No guarantee can be given that any building will remain standing or be habitable after a devastating storm, hurricane or other hazard or disaster.
This is a key message contained in the emergency shelters booklet 2013, and being conveyed to Barbadians who may seek shelter away from home this hurricane season.
In the foreword of the text, entitled Shelters, Chief Shelter Warden, Laurie King, reiterates that persons who seek refuge in shelters ???do so at their own risk??? without guarantee. He further noted that it is for this reason persons are advised to remain in their own homes or seek refuge in the dwellings of friends or relatives or in neighbouring buildings, considered to be structurally sound.??
???If you plan to remain at home, a strong room, preferably located downstairs in the middle of the house should be chosen,??? Mr. King stressed. Individuals are, however, reminded that in case they have to leave their homes, emergency kits should be prepared and non-perishable food items procured to last for at least three days.
Going to a shelter means that residents/non-residents must observe the stipulated regulations. Firstly, understanding that the Senior Warden is the supreme authority in the shelter and that his/her decision is final, is critical.??
Additionally, when called upon occupants of a shelter must assist in its operation and cooperate to the best of their ability. And, if a State of Emergency is proclaimed at any time in the country, all persons will be subject to orders made under the Emergency Management Act 2006-20 and will be liable for such penalties as may be imposed for failure to comply.
With regard to personal behaviours and actions, no indecent or unsocial behaviour including violence, profane language or drunkenness will be tolerated and the consumption of alcohol or other such beverages is forbidden. Moreover, no firearms, offensive weapons or smoking of any kind is allowed and persons found defacing or in any way damaging the facility, its furniture and other equipment will be prosecuted.??
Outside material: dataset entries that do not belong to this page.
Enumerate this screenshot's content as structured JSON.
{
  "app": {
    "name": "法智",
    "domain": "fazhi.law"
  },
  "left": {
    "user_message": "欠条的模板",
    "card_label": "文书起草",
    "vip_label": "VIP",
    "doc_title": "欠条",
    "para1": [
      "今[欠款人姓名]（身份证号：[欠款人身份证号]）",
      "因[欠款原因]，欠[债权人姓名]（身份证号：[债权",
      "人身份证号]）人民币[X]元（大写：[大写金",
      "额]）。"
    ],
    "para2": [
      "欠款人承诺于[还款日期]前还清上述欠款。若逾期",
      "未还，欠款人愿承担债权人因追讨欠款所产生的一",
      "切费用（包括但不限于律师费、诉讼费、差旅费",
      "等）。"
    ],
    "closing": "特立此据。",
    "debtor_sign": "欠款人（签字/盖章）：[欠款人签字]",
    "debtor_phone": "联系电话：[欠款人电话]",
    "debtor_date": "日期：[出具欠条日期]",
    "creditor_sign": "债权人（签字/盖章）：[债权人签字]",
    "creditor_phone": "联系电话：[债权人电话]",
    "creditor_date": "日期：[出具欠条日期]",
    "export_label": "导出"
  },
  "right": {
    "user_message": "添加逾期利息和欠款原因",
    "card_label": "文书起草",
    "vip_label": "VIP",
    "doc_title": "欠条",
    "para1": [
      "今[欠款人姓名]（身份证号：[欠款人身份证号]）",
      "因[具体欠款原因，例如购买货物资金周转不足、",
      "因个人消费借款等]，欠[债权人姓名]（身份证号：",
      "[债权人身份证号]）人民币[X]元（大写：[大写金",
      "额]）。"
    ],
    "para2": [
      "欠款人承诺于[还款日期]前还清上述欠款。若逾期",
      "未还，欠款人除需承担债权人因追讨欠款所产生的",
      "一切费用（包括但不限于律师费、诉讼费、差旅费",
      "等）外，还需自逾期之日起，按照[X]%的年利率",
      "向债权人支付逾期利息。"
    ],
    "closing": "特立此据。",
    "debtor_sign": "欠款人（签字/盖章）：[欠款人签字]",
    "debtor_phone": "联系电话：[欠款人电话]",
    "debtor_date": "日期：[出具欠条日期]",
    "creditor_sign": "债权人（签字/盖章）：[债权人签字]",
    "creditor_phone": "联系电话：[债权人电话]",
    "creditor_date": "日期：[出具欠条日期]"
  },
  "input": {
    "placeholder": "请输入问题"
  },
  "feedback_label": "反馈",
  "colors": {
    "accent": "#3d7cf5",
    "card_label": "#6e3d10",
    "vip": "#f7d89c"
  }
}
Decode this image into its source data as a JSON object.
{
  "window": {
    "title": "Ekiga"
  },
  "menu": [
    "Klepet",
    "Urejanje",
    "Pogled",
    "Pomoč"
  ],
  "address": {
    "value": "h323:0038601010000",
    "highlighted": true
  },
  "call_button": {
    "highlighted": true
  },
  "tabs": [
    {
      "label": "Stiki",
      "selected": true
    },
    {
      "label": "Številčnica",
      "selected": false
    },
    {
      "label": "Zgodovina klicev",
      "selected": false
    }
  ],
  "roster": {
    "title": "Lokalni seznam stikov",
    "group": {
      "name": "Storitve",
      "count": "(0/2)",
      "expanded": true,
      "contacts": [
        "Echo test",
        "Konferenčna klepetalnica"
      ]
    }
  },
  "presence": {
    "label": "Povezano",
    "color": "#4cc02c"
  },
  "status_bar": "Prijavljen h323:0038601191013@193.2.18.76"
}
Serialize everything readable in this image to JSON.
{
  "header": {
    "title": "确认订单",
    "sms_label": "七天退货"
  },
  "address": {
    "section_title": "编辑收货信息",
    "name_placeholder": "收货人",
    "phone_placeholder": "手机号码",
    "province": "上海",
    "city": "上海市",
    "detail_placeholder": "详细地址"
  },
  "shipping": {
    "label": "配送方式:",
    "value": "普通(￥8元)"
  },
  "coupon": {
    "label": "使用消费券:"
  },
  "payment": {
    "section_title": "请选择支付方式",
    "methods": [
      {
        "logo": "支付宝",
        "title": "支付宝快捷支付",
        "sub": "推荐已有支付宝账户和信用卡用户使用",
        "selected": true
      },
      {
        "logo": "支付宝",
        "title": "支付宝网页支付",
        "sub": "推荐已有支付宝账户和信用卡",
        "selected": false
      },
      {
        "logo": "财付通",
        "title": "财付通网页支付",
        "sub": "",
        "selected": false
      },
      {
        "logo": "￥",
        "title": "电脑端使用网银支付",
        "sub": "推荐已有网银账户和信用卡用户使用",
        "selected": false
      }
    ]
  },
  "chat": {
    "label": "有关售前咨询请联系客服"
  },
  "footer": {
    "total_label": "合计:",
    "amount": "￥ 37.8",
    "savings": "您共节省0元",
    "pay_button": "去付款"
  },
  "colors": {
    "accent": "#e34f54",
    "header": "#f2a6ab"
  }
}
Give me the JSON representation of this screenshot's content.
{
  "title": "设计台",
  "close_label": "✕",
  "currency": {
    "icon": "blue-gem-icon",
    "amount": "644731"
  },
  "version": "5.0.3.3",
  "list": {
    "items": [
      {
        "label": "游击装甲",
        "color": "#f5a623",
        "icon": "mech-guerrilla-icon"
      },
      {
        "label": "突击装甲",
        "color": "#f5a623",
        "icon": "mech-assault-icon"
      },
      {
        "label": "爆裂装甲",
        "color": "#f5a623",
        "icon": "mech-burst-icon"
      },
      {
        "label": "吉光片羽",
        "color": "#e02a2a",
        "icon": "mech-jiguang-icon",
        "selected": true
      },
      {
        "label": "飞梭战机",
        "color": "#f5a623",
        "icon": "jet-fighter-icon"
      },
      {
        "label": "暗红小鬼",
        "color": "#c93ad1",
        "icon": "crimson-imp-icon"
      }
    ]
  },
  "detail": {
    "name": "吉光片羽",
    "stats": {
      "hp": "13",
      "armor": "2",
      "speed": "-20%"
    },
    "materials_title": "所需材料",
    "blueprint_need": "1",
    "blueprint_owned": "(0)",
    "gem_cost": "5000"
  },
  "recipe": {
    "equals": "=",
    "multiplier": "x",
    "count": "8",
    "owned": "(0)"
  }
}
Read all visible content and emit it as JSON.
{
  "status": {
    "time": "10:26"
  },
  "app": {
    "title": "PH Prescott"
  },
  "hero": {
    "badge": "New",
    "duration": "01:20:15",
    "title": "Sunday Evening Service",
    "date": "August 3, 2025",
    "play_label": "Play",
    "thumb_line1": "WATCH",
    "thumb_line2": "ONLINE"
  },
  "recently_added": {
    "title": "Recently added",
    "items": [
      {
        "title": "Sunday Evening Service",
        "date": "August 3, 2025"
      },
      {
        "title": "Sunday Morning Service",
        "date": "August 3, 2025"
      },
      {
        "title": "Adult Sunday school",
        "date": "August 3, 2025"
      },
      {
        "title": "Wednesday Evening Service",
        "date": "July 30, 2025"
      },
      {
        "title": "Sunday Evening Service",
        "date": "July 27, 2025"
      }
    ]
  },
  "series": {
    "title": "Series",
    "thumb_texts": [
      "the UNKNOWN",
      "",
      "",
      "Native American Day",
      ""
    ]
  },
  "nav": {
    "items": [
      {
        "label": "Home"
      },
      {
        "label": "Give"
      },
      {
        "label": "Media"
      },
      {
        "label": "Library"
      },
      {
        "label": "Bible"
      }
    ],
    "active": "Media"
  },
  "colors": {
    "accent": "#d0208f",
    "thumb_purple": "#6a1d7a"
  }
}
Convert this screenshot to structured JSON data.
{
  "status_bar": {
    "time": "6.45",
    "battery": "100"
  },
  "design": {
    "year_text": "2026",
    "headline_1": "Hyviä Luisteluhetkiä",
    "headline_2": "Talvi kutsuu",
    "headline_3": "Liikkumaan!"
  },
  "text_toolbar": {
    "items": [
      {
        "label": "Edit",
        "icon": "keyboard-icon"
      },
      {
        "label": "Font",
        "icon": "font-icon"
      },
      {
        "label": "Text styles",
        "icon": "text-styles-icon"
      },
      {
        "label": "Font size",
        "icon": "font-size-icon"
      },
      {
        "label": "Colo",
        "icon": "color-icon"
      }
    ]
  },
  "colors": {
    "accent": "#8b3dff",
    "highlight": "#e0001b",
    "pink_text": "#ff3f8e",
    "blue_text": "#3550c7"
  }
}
Shelter facilities are mainly schools and churches located across the island and are listed in two categories. Category One Shelters are those which may be used during a hurricane or other hazard event, while Category Two Shelters may be used if they are still in a reasonable condition after the occurrence of a hazard event or disaster.
Most primary and secondary schools are on the list and are registered showing among others how many persons can be accommodated and the availability of a water tank. However, with 17 schools slated for repairs this year, the public may find that some of them which were listed in previous booklets are not among this year???s shelters. The Ministry???s annual civil works are done during the school???s summer vacation and it is expected that some schools will be unavailable as shelters.
The emergency shelters also take into consideration the needs of the disabled with 11 of them equipped with bathrooms allowing access for the physically challenged, particularly those using wheelchairs. These are the Coleridge and Parry School; St. Christopher Primary; St. Leonard???s Boys??? Secondary School; Cuthbert Moore Primary; Gordon Greenidge Primary; St. Bernard???s Primary; Roland Edwards Primary; Ignatius Byer Primary; George Lamming Primary; Blackman and Gollop Primary; and Dalkeith Methodist Church.??
Individuals interested in finding out about the nearest shelter in their community should pay close attention to information placed on the internet, radio and television and in the print media throughout the hurricane season.??
With the Meteorological Office and the Department of Emergency Management warning against complacency, it is imperative that citizens and businesses begin to contemplate their own shelter readiness, at this time.